New Routes and Boulder Problems - Guidelines


Standard Definition of a New Route or Problem
The definition and parameters of a new route submission in the traditional sense is as follows:

1. A climb done on a section of rock where no climb has been done before.
2. A new significant independent start and/or finish to an existing climb.
3. A significant traverse. 

Significant is defined by a distance of approximately 1 meter away from an existing route or problem.

A submission of all the above types of first ascents would require the following information: 

Climb Name, Grade, First Ascent Details

Bouldering - Sometimes boulder problems have sit starts and alternative finishes added to them. In this case, those additions would normally only incur a sub-note of information in a route description of which the grade and first ascent details would only be needed, as these variations are often part of the original problem. 

Eliminates and Variations

Climbs that eliminate holds do so by eliminating holds on climbs either side of them. These kinds of climbs are often narrow and restrictive in nature and do not allow for much/any deviation. New climbs in this style can be submitted in their full stature, though they are often seen as lesser climbs compared to original more independent climbs either side of them. 

Effects on original climbs - It is often the case that the original independent climbs become artificially restricted with the addition of eliminates being established next to them. In theory, eliminates generally are hard to establish without some form of incursion on an already established climb. Original climbs generally have much wider parameters to climb in with alternative holds are up for grabs, which can be used to climb a route in an alternative way. Some climbs which are established as being independent and often sandwiched between two other climbs do on some occasions utilise a hold from another climb or wander mildly into another climbs space. This is often deemed acceptable as long as this is kept to an absolute minimum, otherwise, the climb would become a variation of the climb it encroaches on.

Eliminates should in all instances be ignored when climbing an original climb.

The term variation is often applied to eliminate lines to allow for some misgivings, but it is expected that an eliminate climb is as independent as possible. 

Bridging - Where a climb is presented with a potential back wall to bridge against, the first recorded ascent style of that climb takes president with any subsequent elimination or addition of that back wall taking a secondary position within the description of the same climb. 

The elimination of holds or specific holds on climbs do not depict a new climb or problem of any kind unless it depicts the elimination of a main aid, such as an arete. 

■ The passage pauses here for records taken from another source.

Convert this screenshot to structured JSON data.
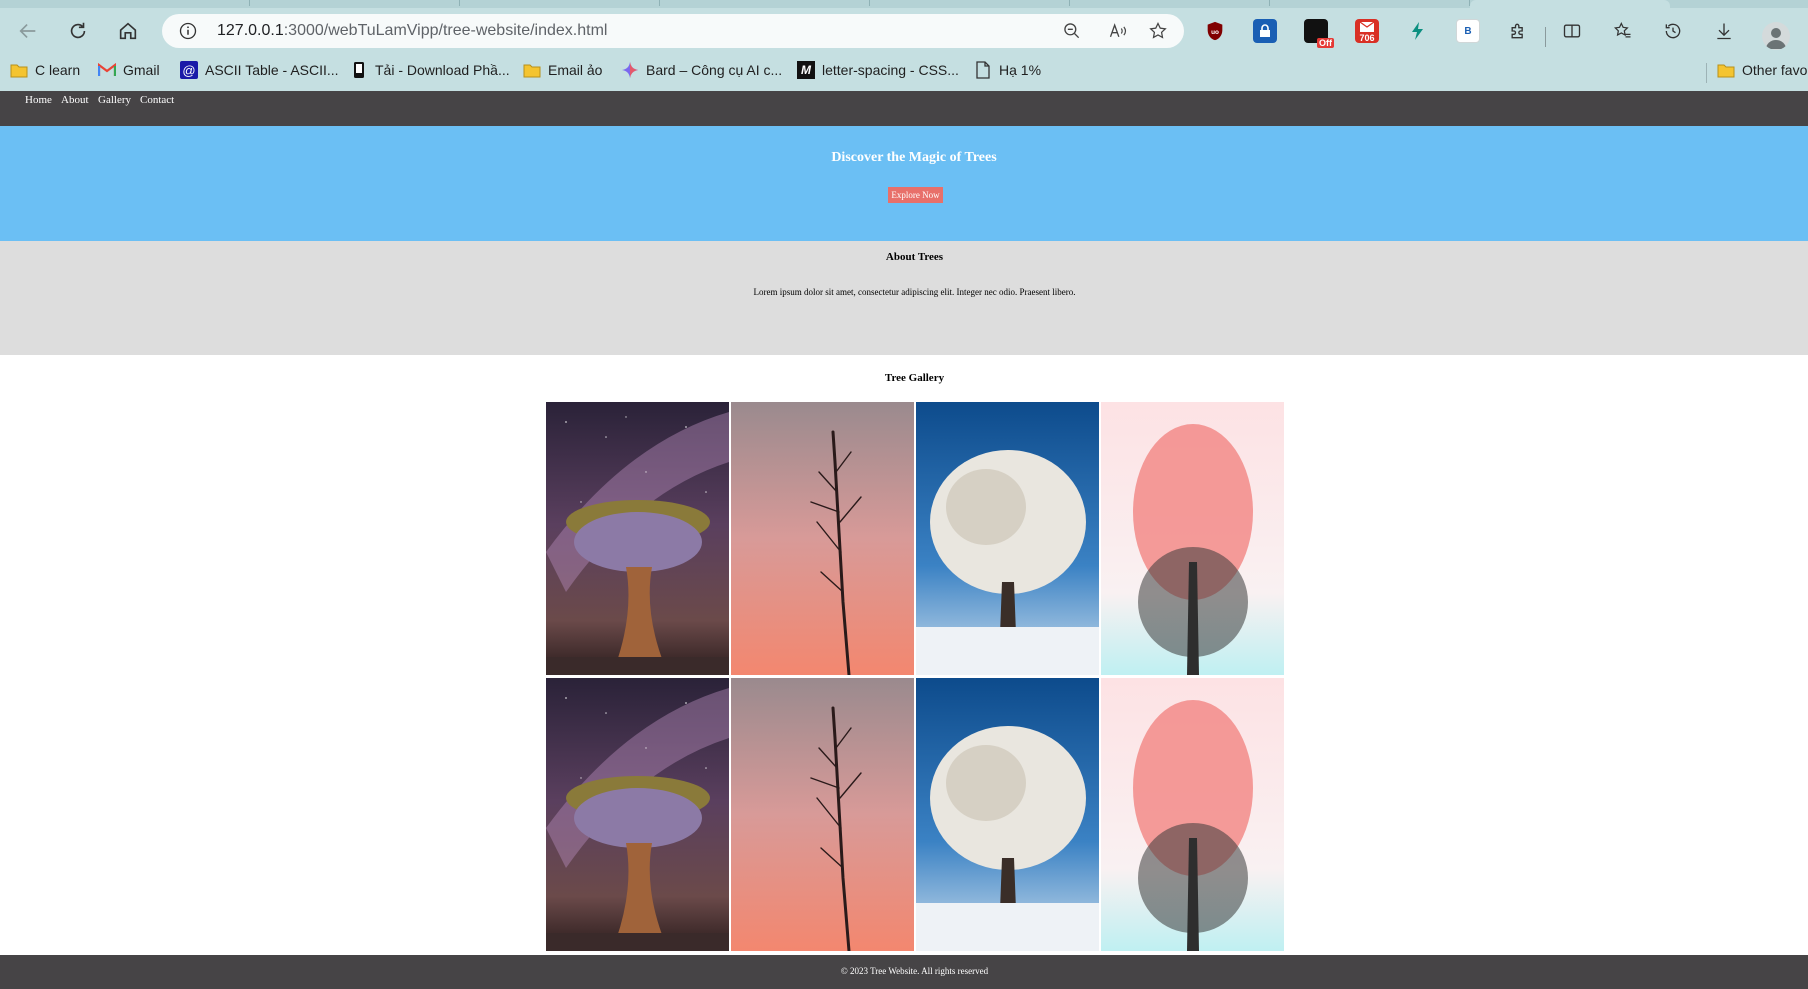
{
  "browser": {
    "address": {
      "host": "127.0.0.1",
      "path": ":3000/webTuLamVipp/tree-website/index.html"
    },
    "extensions": {
      "off_badge": "Off",
      "count_badge": "706",
      "b_badge": "B"
    },
    "bookmarks": [
      {
        "label": "C learn",
        "icon": "folder-icon"
      },
      {
        "label": "Gmail",
        "icon": "gmail-icon"
      },
      {
        "label": "ASCII Table - ASCII...",
        "icon": "at-icon"
      },
      {
        "label": "Tải - Download Phầ...",
        "icon": "phone-icon"
      },
      {
        "label": "Email ảo",
        "icon": "folder-icon"
      },
      {
        "label": "Bard – Công cụ AI c...",
        "icon": "bard-icon"
      },
      {
        "label": "letter-spacing - CSS...",
        "icon": "mdn-icon"
      },
      {
        "label": "Hạ 1%",
        "icon": "page-icon"
      }
    ],
    "other_favorites": "Other favo"
  },
  "site": {
    "nav": [
      "Home",
      "About",
      "Gallery",
      "Contact"
    ],
    "hero": {
      "title": "Discover the Magic of Trees",
      "button": "Explore Now"
    },
    "about": {
      "title": "About Trees",
      "text": "Lorem ipsum dolor sit amet, consectetur adipiscing elit. Integer nec odio. Praesent libero."
    },
    "gallery": {
      "title": "Tree Gallery",
      "images": [
        "quiver-tree-milky-way",
        "bare-tree-pink-sky",
        "frosted-tree-winter",
        "pink-tree-mist",
        "quiver-tree-milky-way",
        "bare-tree-pink-sky",
        "frosted-tree-winter",
        "pink-tree-mist"
      ]
    },
    "footer": "© 2023 Tree Website. All rights reserved"
  },
  "colors": {
    "chrome": "#c5dfe1",
    "nav_bg": "#464446",
    "hero_bg": "#6bbff4",
    "hero_button": "#e8706a",
    "about_bg": "#dddddd"
  }
}
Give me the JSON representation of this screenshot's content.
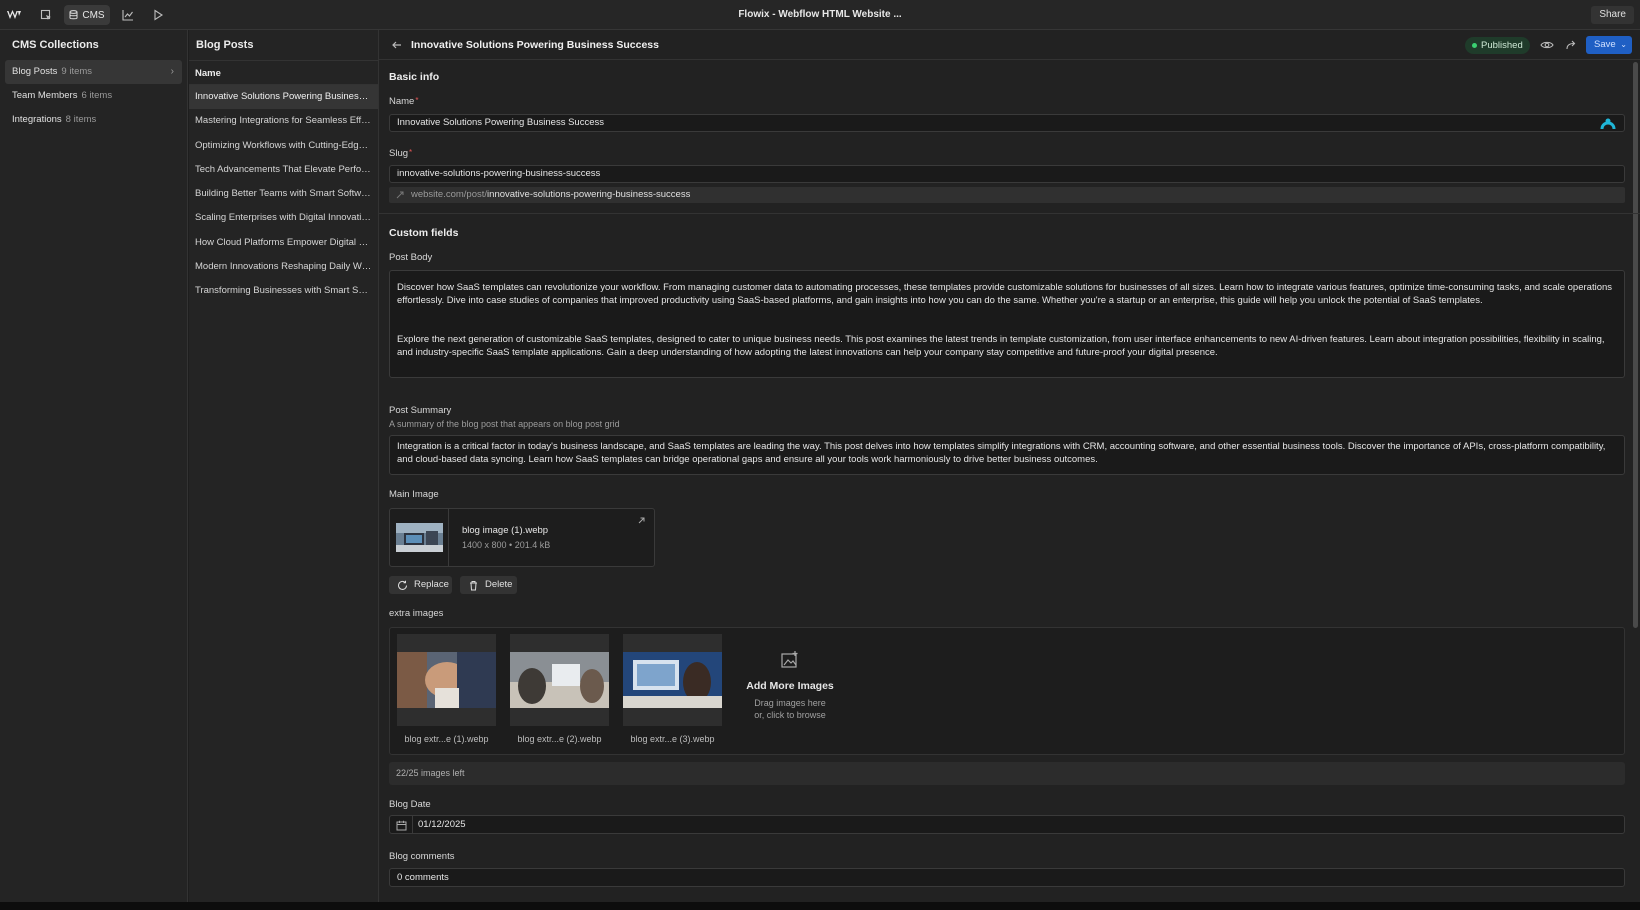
{
  "window": {
    "title": "Flowix - Webflow HTML Website ...",
    "share_label": "Share"
  },
  "toolbar": {
    "cms_label": "CMS",
    "icons": [
      "webflow-logo",
      "pages-icon",
      "cms-database-icon",
      "analytics-icon",
      "play-icon"
    ]
  },
  "collections": {
    "heading": "CMS Collections",
    "items": [
      {
        "label": "Blog Posts",
        "count": "9 items"
      },
      {
        "label": "Team Members",
        "count": "6 items"
      },
      {
        "label": "Integrations",
        "count": "8 items"
      }
    ]
  },
  "posts": {
    "heading": "Blog Posts",
    "column_header": "Name",
    "rows": [
      "Innovative Solutions Powering Business Success",
      "Mastering Integrations for Seamless Efficiency",
      "Optimizing Workflows with Cutting-Edge Tools",
      "Tech Advancements That Elevate Performance",
      "Building Better Teams with Smart Software",
      "Scaling Enterprises with Digital Innovations",
      "How Cloud Platforms Empower Digital Success",
      "Modern Innovations Reshaping Daily Work",
      "Transforming Businesses with Smart Solutions"
    ]
  },
  "editor": {
    "title": "Innovative Solutions Powering Business Success",
    "status": "Published",
    "save_label": "Save",
    "basic_info_heading": "Basic info",
    "name_label": "Name",
    "name_value": "Innovative Solutions Powering Business Success",
    "slug_label": "Slug",
    "slug_value": "innovative-solutions-powering-business-success",
    "url_prefix": "website.com/post/",
    "url_slug": "innovative-solutions-powering-business-success",
    "custom_fields_heading": "Custom fields",
    "post_body_label": "Post Body",
    "post_body_p1": "Discover how SaaS templates can revolutionize your workflow. From managing customer data to automating processes, these templates provide customizable solutions for businesses of all sizes. Learn how to integrate various features, optimize time-consuming tasks, and scale operations effortlessly. Dive into case studies of companies that improved productivity using SaaS-based platforms, and gain insights into how you can do the same. Whether you're a startup or an enterprise, this guide will help you unlock the potential of SaaS templates.",
    "post_body_p2": "Explore the next generation of customizable SaaS templates, designed to cater to unique business needs. This post examines the latest trends in template customization, from user interface enhancements to new AI-driven features. Learn about integration possibilities, flexibility in scaling, and industry-specific SaaS template applications. Gain a deep understanding of how adopting the latest innovations can help your company stay competitive and future-proof your digital presence.",
    "post_summary_label": "Post Summary",
    "post_summary_hint": "A summary of the blog post that appears on blog post grid",
    "post_summary_value": "Integration is a critical factor in today's business landscape, and SaaS templates are leading the way. This post delves into how templates simplify integrations with CRM, accounting software, and other essential business tools. Discover the importance of APIs, cross-platform compatibility, and cloud-based data syncing. Learn how SaaS templates can bridge operational gaps and ensure all your tools work harmoniously to drive better business outcomes.",
    "main_image_label": "Main Image",
    "main_image_name": "blog image (1).webp",
    "main_image_meta": "1400 x 800 • 201.4 kB",
    "replace_label": "Replace",
    "delete_label": "Delete",
    "extra_images_label": "extra images",
    "extra_images": [
      "blog extr...e (1).webp",
      "blog extr...e (2).webp",
      "blog extr...e (3).webp"
    ],
    "add_more_title": "Add More Images",
    "add_more_line1": "Drag images here",
    "add_more_line2": "or, click to browse",
    "images_left": "22/25 images left",
    "blog_date_label": "Blog Date",
    "blog_date_value": "01/12/2025",
    "blog_comments_label": "Blog comments",
    "blog_comments_value": "0 comments"
  },
  "colors": {
    "accent": "#1f5fc4",
    "published_dot": "#3ad071",
    "required": "#e05555"
  }
}
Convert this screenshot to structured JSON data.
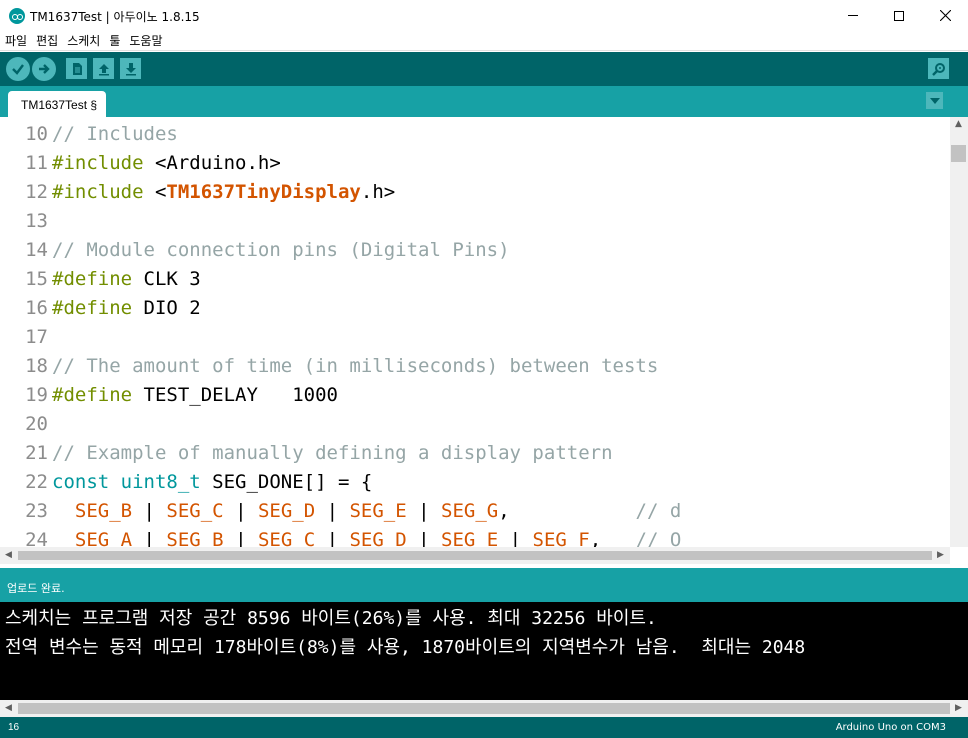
{
  "window": {
    "title": "TM1637Test | 아두이노 1.8.15"
  },
  "menu": [
    "파일",
    "편집",
    "스케치",
    "툴",
    "도움말"
  ],
  "toolbar": {
    "buttons": [
      "verify-icon",
      "upload-icon",
      "new-icon",
      "open-icon",
      "save-icon",
      "serial-monitor-icon"
    ]
  },
  "tabs": [
    {
      "label": "TM1637Test §"
    }
  ],
  "editor": {
    "lines": [
      {
        "n": "10",
        "tokens": [
          {
            "t": "// Includes",
            "c": "comment"
          }
        ]
      },
      {
        "n": "11",
        "tokens": [
          {
            "t": "#include",
            "c": "pre"
          },
          {
            "t": " <Arduino.h>",
            "c": ""
          }
        ]
      },
      {
        "n": "12",
        "tokens": [
          {
            "t": "#include",
            "c": "pre"
          },
          {
            "t": " <",
            "c": ""
          },
          {
            "t": "TM1637TinyDisplay",
            "c": "lib"
          },
          {
            "t": ".h>",
            "c": ""
          }
        ]
      },
      {
        "n": "13",
        "tokens": []
      },
      {
        "n": "14",
        "tokens": [
          {
            "t": "// Module connection pins (Digital Pins)",
            "c": "comment"
          }
        ]
      },
      {
        "n": "15",
        "tokens": [
          {
            "t": "#define",
            "c": "pre"
          },
          {
            "t": " CLK 3",
            "c": ""
          }
        ]
      },
      {
        "n": "16",
        "tokens": [
          {
            "t": "#define",
            "c": "pre"
          },
          {
            "t": " DIO 2",
            "c": ""
          }
        ]
      },
      {
        "n": "17",
        "tokens": []
      },
      {
        "n": "18",
        "tokens": [
          {
            "t": "// The amount of time (in milliseconds) between tests",
            "c": "comment"
          }
        ]
      },
      {
        "n": "19",
        "tokens": [
          {
            "t": "#define",
            "c": "pre"
          },
          {
            "t": " TEST_DELAY   1000",
            "c": ""
          }
        ]
      },
      {
        "n": "20",
        "tokens": []
      },
      {
        "n": "21",
        "tokens": [
          {
            "t": "// Example of manually defining a display pattern",
            "c": "comment"
          }
        ]
      },
      {
        "n": "22",
        "tokens": [
          {
            "t": "const",
            "c": "type"
          },
          {
            "t": " ",
            "c": ""
          },
          {
            "t": "uint8_t",
            "c": "type"
          },
          {
            "t": " SEG_DONE[] = {",
            "c": ""
          }
        ]
      },
      {
        "n": "23",
        "tokens": [
          {
            "t": "  ",
            "c": ""
          },
          {
            "t": "SEG_B",
            "c": "const"
          },
          {
            "t": " | ",
            "c": ""
          },
          {
            "t": "SEG_C",
            "c": "const"
          },
          {
            "t": " | ",
            "c": ""
          },
          {
            "t": "SEG_D",
            "c": "const"
          },
          {
            "t": " | ",
            "c": ""
          },
          {
            "t": "SEG_E",
            "c": "const"
          },
          {
            "t": " | ",
            "c": ""
          },
          {
            "t": "SEG_G",
            "c": "const"
          },
          {
            "t": ",           ",
            "c": ""
          },
          {
            "t": "// d",
            "c": "comment"
          }
        ]
      },
      {
        "n": "24",
        "tokens": [
          {
            "t": "  ",
            "c": ""
          },
          {
            "t": "SEG_A",
            "c": "const"
          },
          {
            "t": " | ",
            "c": ""
          },
          {
            "t": "SEG_B",
            "c": "const"
          },
          {
            "t": " | ",
            "c": ""
          },
          {
            "t": "SEG_C",
            "c": "const"
          },
          {
            "t": " | ",
            "c": ""
          },
          {
            "t": "SEG_D",
            "c": "const"
          },
          {
            "t": " | ",
            "c": ""
          },
          {
            "t": "SEG_E",
            "c": "const"
          },
          {
            "t": " | ",
            "c": ""
          },
          {
            "t": "SEG_F",
            "c": "const"
          },
          {
            "t": ",   ",
            "c": ""
          },
          {
            "t": "// O",
            "c": "comment"
          }
        ]
      }
    ]
  },
  "status": {
    "message": "업로드 완료."
  },
  "console": {
    "lines": [
      "스케치는 프로그램 저장 공간 8596 바이트(26%)를 사용. 최대 32256 바이트.",
      "전역 변수는 동적 메모리 178바이트(8%)를 사용, 1870바이트의 지역변수가 남음.  최대는 2048"
    ]
  },
  "footer": {
    "line_number": "16",
    "board": "Arduino Uno on COM3"
  },
  "colors": {
    "toolbar_bg": "#006468",
    "tab_bg": "#17a1a5",
    "button_bg": "#4db7bb",
    "comment": "#95a5a6",
    "preprocessor": "#728e00",
    "type": "#00979c",
    "constant": "#d35400"
  }
}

Aretes - Climbs up the left side or right side of an arete would normally stand as independent climbs, as long as they do not violate a climb which purely climbs the arete in its own right using the left and right side when required. As such any addition to that original climb would become a sub climb of the original. 

Boulder Problems – Hold Specific

Hold specific problems will not be recorded due to the potential impact problems of this nature has on the rock and additional difficulty with documentation. This is where only specific holds are used for hands and feet as used on already existing problems.    

Boulder Problems – Existing Routes

Problems which are part of an existing full-length climb will only be noted if there is a sit start presented. A start and endpoint must be noted. Again, this would only be noted as a sub-note of the original climb.

Boulder Problems - Micro Variations

Micro variations will only be recorded as a variation of an existing problem as a sub-note. This is where an alternative (new) hold is used or removed to start an already existing problem and only changes the problem in a minor way. This would only require (Grade and First Ascent Details) It would only be noted as a sub-note of the original problem, though some originators may want to consider which micro variation becomes the dominant problem and weather a micro variation is valid or in fact needed. 

Boulder Problems - Links and Extensions

Links and extensions in this context fall more within the parameters of a traverse or boulder problem with regards to Southern Sandstone. A new traverse is defined traditionally as using a pre-defined line or area of holds permitted in order to traverse across a wall from a specific start and endpoint.

Those who add onto or into (or both) an existing traverse or problems should take into consideration the original traverse name and parameters. In general, new ground defines a new climb, but linking problems together is often done in various fashions and sometimes warrants an individual route description depending on the nature and length of the ascent, but often would just become a sub-note with a name associated with it. A sub-note would also occur if there is only a minor deviation of the existing traverse of the problem.